I have participated in and helped organize many lobby days, and they have always been severely demanding. The logistics are complicated: renting the bus, preparing the materials, coordinating schedules, etc., and of course, convincing the community leaders you serve that getting on a bus before dawn, driving to Austin, and not coming home until after the sun goes down is totally worth it. But, actually, the hardest part for me as a community organizer is preparing my folks to know and embody the full breadth of their power as they speak to the elected officials who are deciding the realities for them and their neighbors.

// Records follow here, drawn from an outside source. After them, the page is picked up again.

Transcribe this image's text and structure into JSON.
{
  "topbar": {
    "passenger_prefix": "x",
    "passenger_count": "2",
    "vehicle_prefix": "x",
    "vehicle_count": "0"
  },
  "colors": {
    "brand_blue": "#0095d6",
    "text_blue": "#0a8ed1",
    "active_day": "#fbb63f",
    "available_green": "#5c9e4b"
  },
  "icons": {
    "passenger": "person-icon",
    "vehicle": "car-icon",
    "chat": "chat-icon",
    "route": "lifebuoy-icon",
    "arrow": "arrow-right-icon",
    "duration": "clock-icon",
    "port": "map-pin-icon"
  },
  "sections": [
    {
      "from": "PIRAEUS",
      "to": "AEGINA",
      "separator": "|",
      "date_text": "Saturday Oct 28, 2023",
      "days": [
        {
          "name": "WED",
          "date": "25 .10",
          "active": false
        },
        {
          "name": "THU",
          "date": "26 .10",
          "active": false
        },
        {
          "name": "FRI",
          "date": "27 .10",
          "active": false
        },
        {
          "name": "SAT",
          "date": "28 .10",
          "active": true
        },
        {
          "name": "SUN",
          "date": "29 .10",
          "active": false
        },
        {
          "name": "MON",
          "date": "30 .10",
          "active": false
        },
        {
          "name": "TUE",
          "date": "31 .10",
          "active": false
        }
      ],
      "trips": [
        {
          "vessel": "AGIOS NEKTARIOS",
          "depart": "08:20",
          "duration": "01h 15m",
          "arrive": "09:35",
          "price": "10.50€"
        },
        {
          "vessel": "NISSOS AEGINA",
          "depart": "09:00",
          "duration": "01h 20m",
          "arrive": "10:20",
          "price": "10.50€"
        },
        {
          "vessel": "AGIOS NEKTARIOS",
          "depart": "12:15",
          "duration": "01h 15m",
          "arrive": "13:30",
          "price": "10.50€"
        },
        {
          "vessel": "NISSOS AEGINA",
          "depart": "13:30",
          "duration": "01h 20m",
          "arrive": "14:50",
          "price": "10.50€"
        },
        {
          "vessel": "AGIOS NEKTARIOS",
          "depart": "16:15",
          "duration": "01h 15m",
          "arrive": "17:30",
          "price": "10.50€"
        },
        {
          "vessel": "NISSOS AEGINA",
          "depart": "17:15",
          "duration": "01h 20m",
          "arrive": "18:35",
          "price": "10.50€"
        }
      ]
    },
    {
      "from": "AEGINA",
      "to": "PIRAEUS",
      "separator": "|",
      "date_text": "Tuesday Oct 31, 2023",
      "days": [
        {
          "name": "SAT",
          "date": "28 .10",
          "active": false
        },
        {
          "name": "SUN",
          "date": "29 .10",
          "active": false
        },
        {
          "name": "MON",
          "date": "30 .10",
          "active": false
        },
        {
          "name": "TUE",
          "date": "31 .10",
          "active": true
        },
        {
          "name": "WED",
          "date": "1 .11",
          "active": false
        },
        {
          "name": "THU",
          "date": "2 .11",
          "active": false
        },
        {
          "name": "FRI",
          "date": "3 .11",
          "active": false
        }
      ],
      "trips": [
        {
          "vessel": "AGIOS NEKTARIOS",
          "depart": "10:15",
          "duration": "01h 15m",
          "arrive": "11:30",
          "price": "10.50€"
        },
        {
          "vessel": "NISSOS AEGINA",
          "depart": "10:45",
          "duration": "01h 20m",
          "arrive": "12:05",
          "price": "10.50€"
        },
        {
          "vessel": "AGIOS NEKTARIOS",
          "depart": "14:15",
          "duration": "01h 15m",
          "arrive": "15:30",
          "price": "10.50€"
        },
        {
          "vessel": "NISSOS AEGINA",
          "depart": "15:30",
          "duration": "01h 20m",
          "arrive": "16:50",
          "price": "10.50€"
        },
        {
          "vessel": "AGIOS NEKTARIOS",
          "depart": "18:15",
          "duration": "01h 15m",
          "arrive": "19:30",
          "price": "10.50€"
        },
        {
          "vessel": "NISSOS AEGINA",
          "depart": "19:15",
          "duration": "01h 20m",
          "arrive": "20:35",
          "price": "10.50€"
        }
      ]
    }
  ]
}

In my past experience, I believed I had to provide a ton of political analysis before my leaders were willing to believe in themselves and their power. This meant a lot of teaching––teaching the nuances of each piece of legislation so our leaders could speak eloquently to the details of each bill; teaching the talking points; teaching about the various committees and hearings; teaching why we need to meet with which representative. For example, I would try to paint a picture illustrating how our presence at the Capitol fits with vote margins in past elections, campaign finance breakdowns, the personalities of elected officials, the legislative process, and on and on and on. And while that is all relevant and useful information, I found it was not paramount for the faith leaders we led to Austin on March 7th. What came to be most impactful was teaching our leaders why they should believe that their voice will make a difference. This is the most significant difference between my past lobby days and a lobby day with Faith in Texas.
When I boarded the bus and looked at our team of leaders, I saw 50 faces of people who were there not because of any mathematical calculation or strategic power map, but because of their deep faith convictions. Through their faiths, the group already knew they had power whether it be through their God, Gods, or another complex mosaic of faith principles. Seeing that confidence radiate from our leaders at 6:30 AM in the City Temple SDA Church parking lot gave me reverential pause. The calculations and logic sets usually occupying my mind were silenced. I was reminded of a faith reflection offered by my colleague, Darnell Fennell, from his faith tradition. He said:
“Be still and know that God is God.
Be still and know God.
Be still and know.
As the bus headed south on I-35, and my colleagues and I started training our leaders for what was coming, I felt a stillness in my soul knowing that we had succeeded the second we stepped on the bus because we were a group who decided to put the power of faith into action.
Reflections by Faith in Texas Lead Organizer Joe Swanson.